1st Edition

From Cloister To Commons Concepts and Models for Service Learning in Religious Studies

    This volume, like its series companions, goes beyond simple "how-to" to discuss the implementation of service-learning within religious studies and what that discipline contributes to the pedagogy of service learning. The volume contains both theoretical and pedagogical essays by scholar-teachers in religious studies education, plus a resource guide.
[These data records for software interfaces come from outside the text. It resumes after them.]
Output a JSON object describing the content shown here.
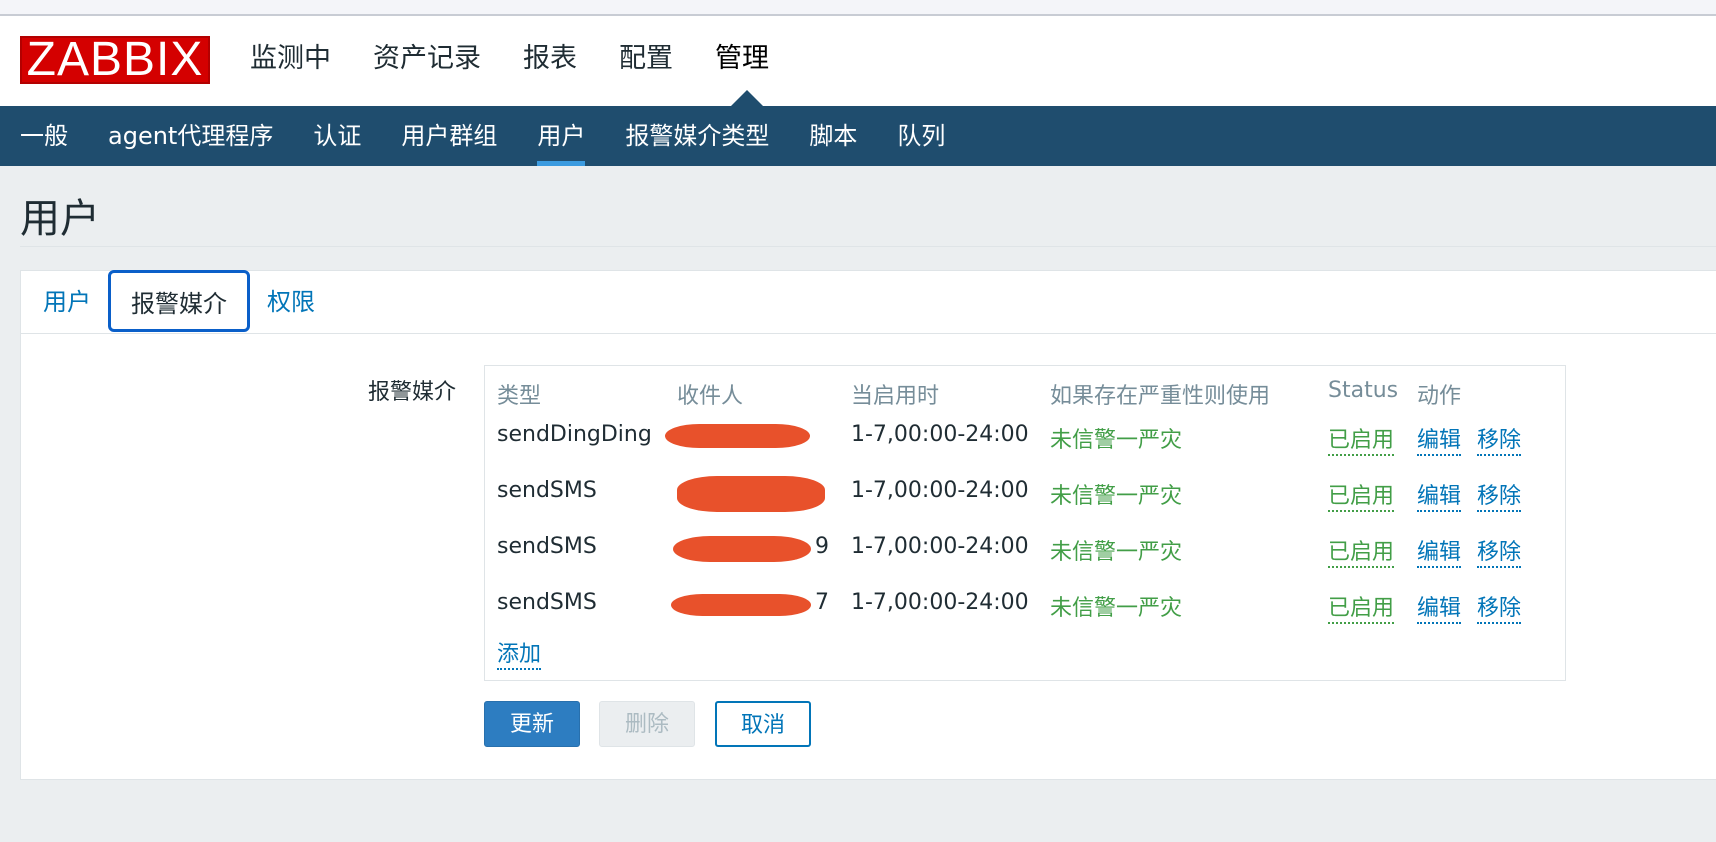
{
  "logo": "ZABBIX",
  "main_menu": [
    "监测中",
    "资产记录",
    "报表",
    "配置",
    "管理"
  ],
  "main_menu_active": "管理",
  "sub_menu": [
    "一般",
    "agent代理程序",
    "认证",
    "用户群组",
    "用户",
    "报警媒介类型",
    "脚本",
    "队列"
  ],
  "sub_menu_active": "用户",
  "page_title": "用户",
  "tabs": [
    "用户",
    "报警媒介",
    "权限"
  ],
  "active_tab": "报警媒介",
  "form_label": "报警媒介",
  "table": {
    "headers": [
      "类型",
      "收件人",
      "当启用时",
      "如果存在严重性则使用",
      "Status",
      "动作"
    ],
    "rows": [
      {
        "type": "sendDingDing",
        "recipient_visible": "",
        "when_active": "1-7,00:00-24:00",
        "severity": "未信警一严灾",
        "status": "已启用",
        "edit": "编辑",
        "remove": "移除"
      },
      {
        "type": "sendSMS",
        "recipient_visible": "",
        "when_active": "1-7,00:00-24:00",
        "severity": "未信警一严灾",
        "status": "已启用",
        "edit": "编辑",
        "remove": "移除"
      },
      {
        "type": "sendSMS",
        "recipient_visible": "9",
        "when_active": "1-7,00:00-24:00",
        "severity": "未信警一严灾",
        "status": "已启用",
        "edit": "编辑",
        "remove": "移除"
      },
      {
        "type": "sendSMS",
        "recipient_visible": "7",
        "when_active": "1-7,00:00-24:00",
        "severity": "未信警一严灾",
        "status": "已启用",
        "edit": "编辑",
        "remove": "移除"
      }
    ],
    "add_link": "添加"
  },
  "buttons": {
    "update": "更新",
    "delete": "删除",
    "cancel": "取消"
  },
  "colors": {
    "brand": "#d40000",
    "subbar": "#1f4d6e",
    "link": "#0275b8",
    "enabled": "#429e47",
    "primary": "#2d7dc1",
    "redaction": "#e8512b"
  }
}
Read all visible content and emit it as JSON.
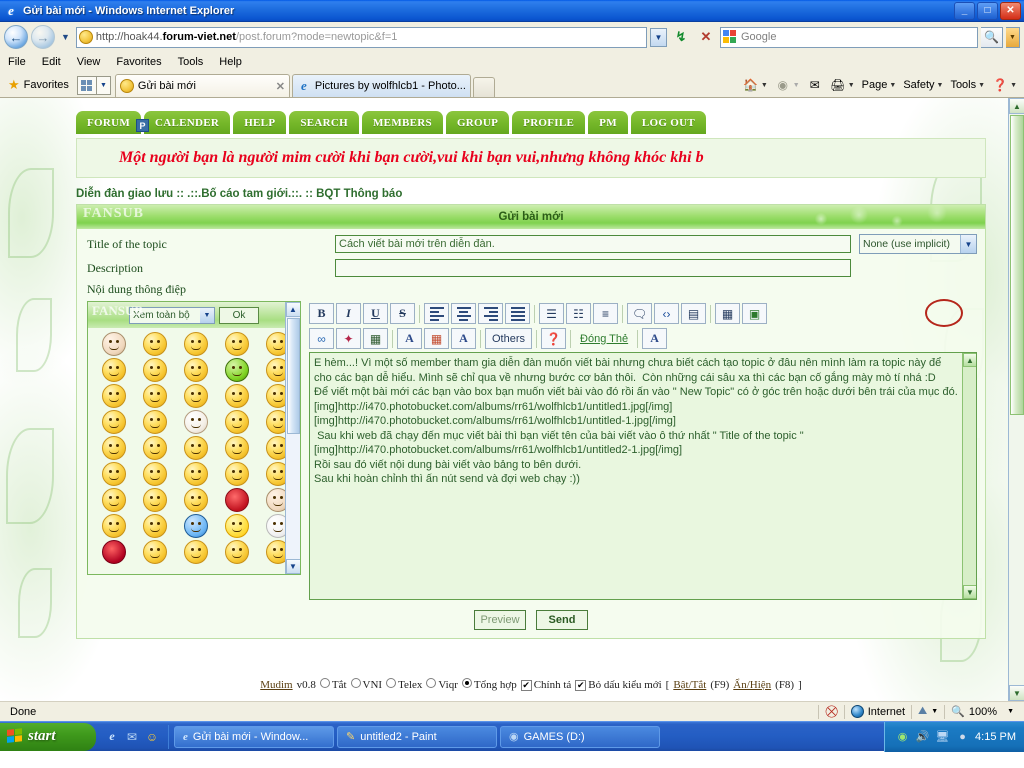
{
  "window": {
    "title": "Gửi bài mới - Windows Internet Explorer",
    "minimize": "_",
    "maximize": "□",
    "close": "✕"
  },
  "navigation": {
    "back": "←",
    "forward": "→",
    "history_caret": "▼",
    "url_prefix": "http://hoak44.",
    "url_domain": "forum-viet.net",
    "url_suffix": "/post.forum?mode=newtopic&f=1",
    "refresh": "↯",
    "stop": "✕",
    "address_dropdown": "▼"
  },
  "search": {
    "placeholder": "Google",
    "go_icon": "search-icon",
    "dropdown": "▼"
  },
  "menu": {
    "items": [
      "File",
      "Edit",
      "View",
      "Favorites",
      "Tools",
      "Help"
    ]
  },
  "tabstrip": {
    "favorites_label": "Favorites",
    "tabs": [
      {
        "label": "Gửi bài mới",
        "active": true,
        "close": "✕"
      },
      {
        "label": "Pictures by wolfhlcb1 - Photo...",
        "active": false,
        "close": ""
      }
    ]
  },
  "commandbar": {
    "items": [
      {
        "name": "home",
        "label": "",
        "caret": "▼"
      },
      {
        "name": "feeds",
        "label": "",
        "caret": "▼"
      },
      {
        "name": "mail",
        "label": "",
        "caret": ""
      },
      {
        "name": "print",
        "label": "",
        "caret": "▼"
      },
      {
        "name": "page",
        "label": "Page",
        "caret": "▼"
      },
      {
        "name": "safety",
        "label": "Safety",
        "caret": "▼"
      },
      {
        "name": "tools",
        "label": "Tools",
        "caret": "▼"
      },
      {
        "name": "help",
        "label": "",
        "caret": "▼"
      }
    ]
  },
  "forum": {
    "nav_tabs": [
      "FORUM",
      "CALENDER",
      "HELP",
      "SEARCH",
      "MEMBERS",
      "GROUP",
      "PROFILE",
      "PM",
      "LOG OUT"
    ],
    "p_badge": "P",
    "banner_text": "Một người bạn là người mim cười khi bạn cười,vui khi bạn vui,nhưng không khóc khi b",
    "breadcrumb": "Diễn đàn giao lưu  :: .::.Bố cáo tam giới.::. :: BQT Thông báo",
    "panel_title": "Gửi bài mới",
    "panel_watermark": "FANSUB",
    "fields": {
      "title_label": "Title of the topic",
      "title_value": "Cách viết bài mới trên diễn đàn.",
      "description_label": "Description",
      "description_value": "",
      "icon_select_value": "None (use implicit)",
      "message_label": "Nội dung thông điệp"
    },
    "smiley_panel": {
      "view_select": "Xem toàn bộ",
      "ok_button": "Ok",
      "scroll_up": "▲",
      "scroll_down": "▼"
    },
    "editor_toolbar": {
      "row1": [
        {
          "name": "bold-button",
          "glyph": "B",
          "style": "bold"
        },
        {
          "name": "italic-button",
          "glyph": "I",
          "style": "italic"
        },
        {
          "name": "underline-button",
          "glyph": "U",
          "style": "underline"
        },
        {
          "name": "strikethrough-button",
          "glyph": "S",
          "style": "strike"
        },
        {
          "name": "align-left-button",
          "glyph": "align-left-icon",
          "style": "align"
        },
        {
          "name": "align-center-button",
          "glyph": "align-center-icon",
          "style": "align"
        },
        {
          "name": "align-right-button",
          "glyph": "align-right-icon",
          "style": "align"
        },
        {
          "name": "align-justify-button",
          "glyph": "align-justify-icon",
          "style": "align"
        },
        {
          "name": "bullet-list-button",
          "glyph": "☰",
          "style": "icon"
        },
        {
          "name": "numbered-list-button",
          "glyph": "☷",
          "style": "icon"
        },
        {
          "name": "indent-button",
          "glyph": "≡",
          "style": "icon"
        },
        {
          "name": "quote-button",
          "glyph": "❝",
          "style": "icon"
        },
        {
          "name": "code-button",
          "glyph": "‹›",
          "style": "icon"
        },
        {
          "name": "table-button",
          "glyph": "▤",
          "style": "icon"
        },
        {
          "name": "insert-image-button",
          "glyph": "🖼",
          "style": "icon"
        },
        {
          "name": "upload-image-button",
          "glyph": "▣",
          "style": "icon"
        }
      ],
      "row2": [
        {
          "name": "link-button",
          "glyph": "∞",
          "style": "icon"
        },
        {
          "name": "flash-button",
          "glyph": "⚡",
          "style": "icon"
        },
        {
          "name": "video-button",
          "glyph": "▦",
          "style": "icon"
        },
        {
          "name": "font-color-button",
          "glyph": "A",
          "style": "icon"
        },
        {
          "name": "color-palette-button",
          "glyph": "⣿",
          "style": "icon"
        },
        {
          "name": "font-family-button",
          "glyph": "A",
          "style": "icon"
        },
        {
          "name": "others-button",
          "glyph": "Others",
          "style": "text"
        },
        {
          "name": "help-button",
          "glyph": "?",
          "style": "icon"
        },
        {
          "name": "close-tag-button",
          "glyph": "Đóng Thẻ",
          "style": "link"
        },
        {
          "name": "font-size-button",
          "glyph": "A",
          "style": "icon"
        }
      ]
    },
    "message_body": "E hèm...! Vì một số member tham gia diễn đàn muốn viết bài nhưng chưa biết cách tạo topic ở đâu nên mình làm ra topic này để cho các bạn dễ hiểu. Mình sẽ chỉ qua về nhưng bước cơ bản thôi.  Còn những cái sâu xa thì các bạn cố gắng mày mò tí nhá :D\nĐể viết một bài mới các bạn vào box bạn muốn viết bài vào đó rồi ấn vào \" New Topic\" có ở góc trên hoặc dưới bên trái của mục đó.\n[img]http://i470.photobucket.com/albums/rr61/wolfhlcb1/untitled1.jpg[/img]\n[img]http://i470.photobucket.com/albums/rr61/wolfhlcb1/untitled-1.jpg[/img]\n Sau khi web đã chạy đến mục viết bài thì bạn viết tên của bài viết vào ô thứ nhất \" Title of the topic \"\n[img]http://i470.photobucket.com/albums/rr61/wolfhlcb1/untitled2-1.jpg[/img]\nRồi sau đó viết nội dung bài viết vào bảng to bên dưới.\nSau khi hoàn chỉnh thì ấn nút send và đợi web chạy :))",
    "buttons": {
      "preview": "Preview",
      "send": "Send"
    }
  },
  "mudim": {
    "brand": "Mudim",
    "version": "v0.8",
    "modes": [
      {
        "label": "Tắt",
        "selected": false
      },
      {
        "label": "VNI",
        "selected": false
      },
      {
        "label": "Telex",
        "selected": false
      },
      {
        "label": "Viqr",
        "selected": false
      },
      {
        "label": "Tổng hợp",
        "selected": true
      }
    ],
    "checks": [
      {
        "label": "Chính tả",
        "checked": true
      },
      {
        "label": "Bỏ dấu kiểu mới",
        "checked": true
      }
    ],
    "bracket_open": "[",
    "toggle_link": "Bật/Tắt",
    "toggle_key": "(F9)",
    "hide_link": "Ẩn/Hiện",
    "hide_key": "(F8)",
    "bracket_close": "]",
    "check_mark": "✔"
  },
  "statusbar": {
    "status": "Done",
    "zone": "Internet",
    "zoom": "100%",
    "zoom_caret": "▼",
    "protect_caret": "▼"
  },
  "taskbar": {
    "start_label": "start",
    "quicklaunch": [
      "ie-icon",
      "outlook-icon",
      "smiley-icon"
    ],
    "tasks": [
      {
        "label": "Gửi bài mới - Window...",
        "icon": "ie-icon",
        "active": true
      },
      {
        "label": "untitled2 - Paint",
        "icon": "paint-icon",
        "active": false
      },
      {
        "label": "GAMES (D:)",
        "icon": "drive-icon",
        "active": false
      }
    ],
    "tray_icons": [
      "network-icon",
      "volume-icon",
      "connection-icon",
      "shield-icon"
    ],
    "clock": "4:15 PM"
  },
  "colors": {
    "accent_green": "#76b82a",
    "banner_red": "#e8001c",
    "title_blue": "#1f6fe0",
    "taskbar_blue": "#245ec4",
    "start_green": "#3f9a1c"
  }
}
    Foreword—Raymond Brady Williams About This Series—Edward Zlotkowski Introduction—Richard Devine, Josef Hellebrandt and Michael McLain Part I. Service-Learning and the Discipline of Religious Studies 1. Service-Learning and the Dilemma of Religious Studies. Descriptive or Normative?—Fred Glennon 2. Creating the Engaged University. Service-Learning, Religious Studies, and Institutional Mission—Charles R. Strain Part II. Service-Learning and Its Communities 3. Making Meaning. Reflections on Community, Service, and Learning—Keith Morton 4. On En/Countering the Other—Elizabeth M. Bounds, Barbara A.B. Patterson, and Tina Pippin 5. Service-Learning and Community Partnerships. Curricula of Mutuality—Peter M. Antoci and Sandra K. Smith Speck 6. Expanding the Horizon of Engagement. Pioneering Work at the University of Denver—M. Elizabeth Blissman Part III. Course s 7. Toward an Assessment-Based Approach to Service-Learning Course Design—Thomas G. McGowan 8. Service-Learning in an Introduction to Theology Course—Robert Masson 9. "God and Human Suffering" as a Service-Learning Course—Chris Johnson 10. "Religion and Social Engagement. Labor and Business Ethics"—John Leahy and Kim Bobo 11. Making a Difference With Service-Learning. "Christian Ethics and Modern Problems"—Walther H. Schuman 12. The Interweaving of "World Religions" and Service-Learning in a Community College Setting—Raj Ayyar 13. The Role of Service-Learning in the Transformation of "Islam. Faith and Practice"—Jonathan Brumberg-Kraus 14. "The History and Religion of Ancient Israel". An Introductory Course to the Hebrew Bible—Bradley D. Dudley 15. "Fieldwork in the Jewish Community"—Terry Smith Hatkoff Appendix 1. Print and Electronic Resource Guide 2. Contributors to This Volume


    Volume Editors: Richard Devine is professor of moral theology at St. John's University in New York City. He received his doctorate in theology from the University of Fribourg in Switzerland. The second edition of his textbook on medical ethics, Good Care: Painful Choices, was published by Paulist Press in 2000. He also is the NGO representative to the United Nations for the Congregation of the Mission, a world-wide religious community of priests and brothers. Joseph A. Favazza is associate professor of religious studies and director of interdisciplinary humanities at Rhodes College, Memphis, Tennessee. He and Michael McLain coordinate the Rhodes service-learning initiative. He recently spent five months in Romania as a Fulbright Senior Scholar and is the author of The Pedagogy of Service Learning: Perspectives and Proposals in Religious Studies News (September 1999). F. Michael McLain is the R.A. Webb professor of religious studies at Rhodes College, Memphis, Tennessee. He and Joseph A. Favazza coordinate the Rhodes service-learning initiative. He founded the Associated Colleges of the South Service-Learning Maymester in Honduras and has led ser­vice-learning trips to South Africa.